**What you need to do**
Every entry below is to be copied exactly, with nothing omitted.

App and web page records
================
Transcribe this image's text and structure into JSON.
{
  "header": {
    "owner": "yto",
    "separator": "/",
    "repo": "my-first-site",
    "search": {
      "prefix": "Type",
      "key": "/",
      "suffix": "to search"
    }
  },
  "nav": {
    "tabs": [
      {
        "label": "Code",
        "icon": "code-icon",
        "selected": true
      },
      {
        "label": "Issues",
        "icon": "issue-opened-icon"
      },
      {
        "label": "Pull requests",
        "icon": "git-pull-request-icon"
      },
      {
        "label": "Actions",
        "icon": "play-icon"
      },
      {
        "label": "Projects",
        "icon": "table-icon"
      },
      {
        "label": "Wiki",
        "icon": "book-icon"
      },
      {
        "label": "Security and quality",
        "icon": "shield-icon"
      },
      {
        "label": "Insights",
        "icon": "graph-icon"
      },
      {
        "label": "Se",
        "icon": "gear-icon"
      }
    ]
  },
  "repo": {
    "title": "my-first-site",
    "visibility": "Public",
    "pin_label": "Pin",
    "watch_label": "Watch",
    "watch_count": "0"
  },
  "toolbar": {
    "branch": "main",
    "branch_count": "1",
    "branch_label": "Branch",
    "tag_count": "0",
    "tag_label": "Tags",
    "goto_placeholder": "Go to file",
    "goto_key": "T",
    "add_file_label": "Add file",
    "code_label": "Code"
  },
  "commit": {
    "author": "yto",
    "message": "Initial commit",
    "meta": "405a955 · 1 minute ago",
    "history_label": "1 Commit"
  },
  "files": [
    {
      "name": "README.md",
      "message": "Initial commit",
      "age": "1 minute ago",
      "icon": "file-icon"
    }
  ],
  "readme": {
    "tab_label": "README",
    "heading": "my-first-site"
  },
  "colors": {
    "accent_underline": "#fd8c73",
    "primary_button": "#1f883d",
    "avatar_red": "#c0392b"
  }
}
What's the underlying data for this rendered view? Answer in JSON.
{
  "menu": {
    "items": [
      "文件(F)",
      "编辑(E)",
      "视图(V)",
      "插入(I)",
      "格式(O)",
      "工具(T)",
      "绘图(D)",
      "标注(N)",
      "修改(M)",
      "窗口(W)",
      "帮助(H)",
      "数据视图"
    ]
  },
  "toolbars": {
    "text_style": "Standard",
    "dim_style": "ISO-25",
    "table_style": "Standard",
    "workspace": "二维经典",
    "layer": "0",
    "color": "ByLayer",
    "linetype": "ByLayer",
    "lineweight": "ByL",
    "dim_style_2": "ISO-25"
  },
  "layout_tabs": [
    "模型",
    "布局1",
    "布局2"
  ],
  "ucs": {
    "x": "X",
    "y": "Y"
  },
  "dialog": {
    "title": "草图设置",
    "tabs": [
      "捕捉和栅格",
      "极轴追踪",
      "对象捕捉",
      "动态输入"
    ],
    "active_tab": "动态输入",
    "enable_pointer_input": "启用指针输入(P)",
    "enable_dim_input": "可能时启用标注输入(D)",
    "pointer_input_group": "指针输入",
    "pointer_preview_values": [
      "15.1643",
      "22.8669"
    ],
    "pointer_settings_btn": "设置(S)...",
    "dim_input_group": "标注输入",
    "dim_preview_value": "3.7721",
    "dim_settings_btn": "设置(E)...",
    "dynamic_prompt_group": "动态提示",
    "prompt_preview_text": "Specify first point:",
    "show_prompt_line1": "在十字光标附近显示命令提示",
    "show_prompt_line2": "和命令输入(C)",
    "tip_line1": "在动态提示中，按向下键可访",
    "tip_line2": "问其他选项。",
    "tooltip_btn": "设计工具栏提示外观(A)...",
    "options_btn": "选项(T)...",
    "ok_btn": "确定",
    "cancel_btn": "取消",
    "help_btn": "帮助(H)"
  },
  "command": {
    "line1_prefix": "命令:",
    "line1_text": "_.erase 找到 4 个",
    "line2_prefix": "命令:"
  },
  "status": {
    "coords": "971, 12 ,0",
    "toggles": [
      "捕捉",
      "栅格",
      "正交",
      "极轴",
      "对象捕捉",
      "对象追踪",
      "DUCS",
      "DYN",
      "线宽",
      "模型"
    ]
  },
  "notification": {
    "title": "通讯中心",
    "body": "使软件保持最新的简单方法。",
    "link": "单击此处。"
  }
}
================
**Response to the exercise**
Transcribe this image's text and structure into JSON.
{
  "header": {
    "owner": "yto",
    "separator": "/",
    "repo": "my-first-site",
    "search": {
      "prefix": "Type",
      "key": "/",
      "suffix": "to search"
    }
  },
  "nav": {
    "tabs": [
      {
        "label": "Code",
        "icon": "code-icon",
        "selected": true
      },
      {
        "label": "Issues",
        "icon": "issue-opened-icon"
      },
      {
        "label": "Pull requests",
        "icon": "git-pull-request-icon"
      },
      {
        "label": "Actions",
        "icon": "play-icon"
      },
      {
        "label": "Projects",
        "icon": "table-icon"
      },
      {
        "label": "Wiki",
        "icon": "book-icon"
      },
      {
        "label": "Security and quality",
        "icon": "shield-icon"
      },
      {
        "label": "Insights",
        "icon": "graph-icon"
      },
      {
        "label": "Se",
        "icon": "gear-icon"
      }
    ]
  },
  "repo": {
    "title": "my-first-site",
    "visibility": "Public",
    "pin_label": "Pin",
    "watch_label": "Watch",
    "watch_count": "0"
  },
  "toolbar": {
    "branch": "main",
    "branch_count": "1",
    "branch_label": "Branch",
    "tag_count": "0",
    "tag_label": "Tags",
    "goto_placeholder": "Go to file",
    "goto_key": "T",
    "add_file_label": "Add file",
    "code_label": "Code"
  },
  "commit": {
    "author": "yto",
    "message": "Initial commit",
    "meta": "405a955 · 1 minute ago",
    "history_label": "1 Commit"
  },
  "files": [
    {
      "name": "README.md",
      "message": "Initial commit",
      "age": "1 minute ago",
      "icon": "file-icon"
    }
  ],
  "readme": {
    "tab_label": "README",
    "heading": "my-first-site"
  },
  "colors": {
    "accent_underline": "#fd8c73",
    "primary_button": "#1f883d",
    "avatar_red": "#c0392b"
  }
}
What's the underlying data for this rendered view? Answer in JSON.
{
  "menu": {
    "items": [
      "文件(F)",
      "编辑(E)",
      "视图(V)",
      "插入(I)",
      "格式(O)",
      "工具(T)",
      "绘图(D)",
      "标注(N)",
      "修改(M)",
      "窗口(W)",
      "帮助(H)",
      "数据视图"
    ]
  },
  "toolbars": {
    "text_style": "Standard",
    "dim_style": "ISO-25",
    "table_style": "Standard",
    "workspace": "二维经典",
    "layer": "0",
    "color": "ByLayer",
    "linetype": "ByLayer",
    "lineweight": "ByL",
    "dim_style_2": "ISO-25"
  },
  "layout_tabs": [
    "模型",
    "布局1",
    "布局2"
  ],
  "ucs": {
    "x": "X",
    "y": "Y"
  },
  "dialog": {
    "title": "草图设置",
    "tabs": [
      "捕捉和栅格",
      "极轴追踪",
      "对象捕捉",
      "动态输入"
    ],
    "active_tab": "动态输入",
    "enable_pointer_input": "启用指针输入(P)",
    "enable_dim_input": "可能时启用标注输入(D)",
    "pointer_input_group": "指针输入",
    "pointer_preview_values": [
      "15.1643",
      "22.8669"
    ],
    "pointer_settings_btn": "设置(S)...",
    "dim_input_group": "标注输入",
    "dim_preview_value": "3.7721",
    "dim_settings_btn": "设置(E)...",
    "dynamic_prompt_group": "动态提示",
    "prompt_preview_text": "Specify first point:",
    "show_prompt_line1": "在十字光标附近显示命令提示",
    "show_prompt_line2": "和命令输入(C)",
    "tip_line1": "在动态提示中，按向下键可访",
    "tip_line2": "问其他选项。",
    "tooltip_btn": "设计工具栏提示外观(A)...",
    "options_btn": "选项(T)...",
    "ok_btn": "确定",
    "cancel_btn": "取消",
    "help_btn": "帮助(H)"
  },
  "command": {
    "line1_prefix": "命令:",
    "line1_text": "_.erase 找到 4 个",
    "line2_prefix": "命令:"
  },
  "status": {
    "coords": "971, 12 ,0",
    "toggles": [
      "捕捉",
      "栅格",
      "正交",
      "极轴",
      "对象捕捉",
      "对象追踪",
      "DUCS",
      "DYN",
      "线宽",
      "模型"
    ]
  },
  "notification": {
    "title": "通讯中心",
    "body": "使软件保持最新的简单方法。",
    "link": "单击此处。"
  }
}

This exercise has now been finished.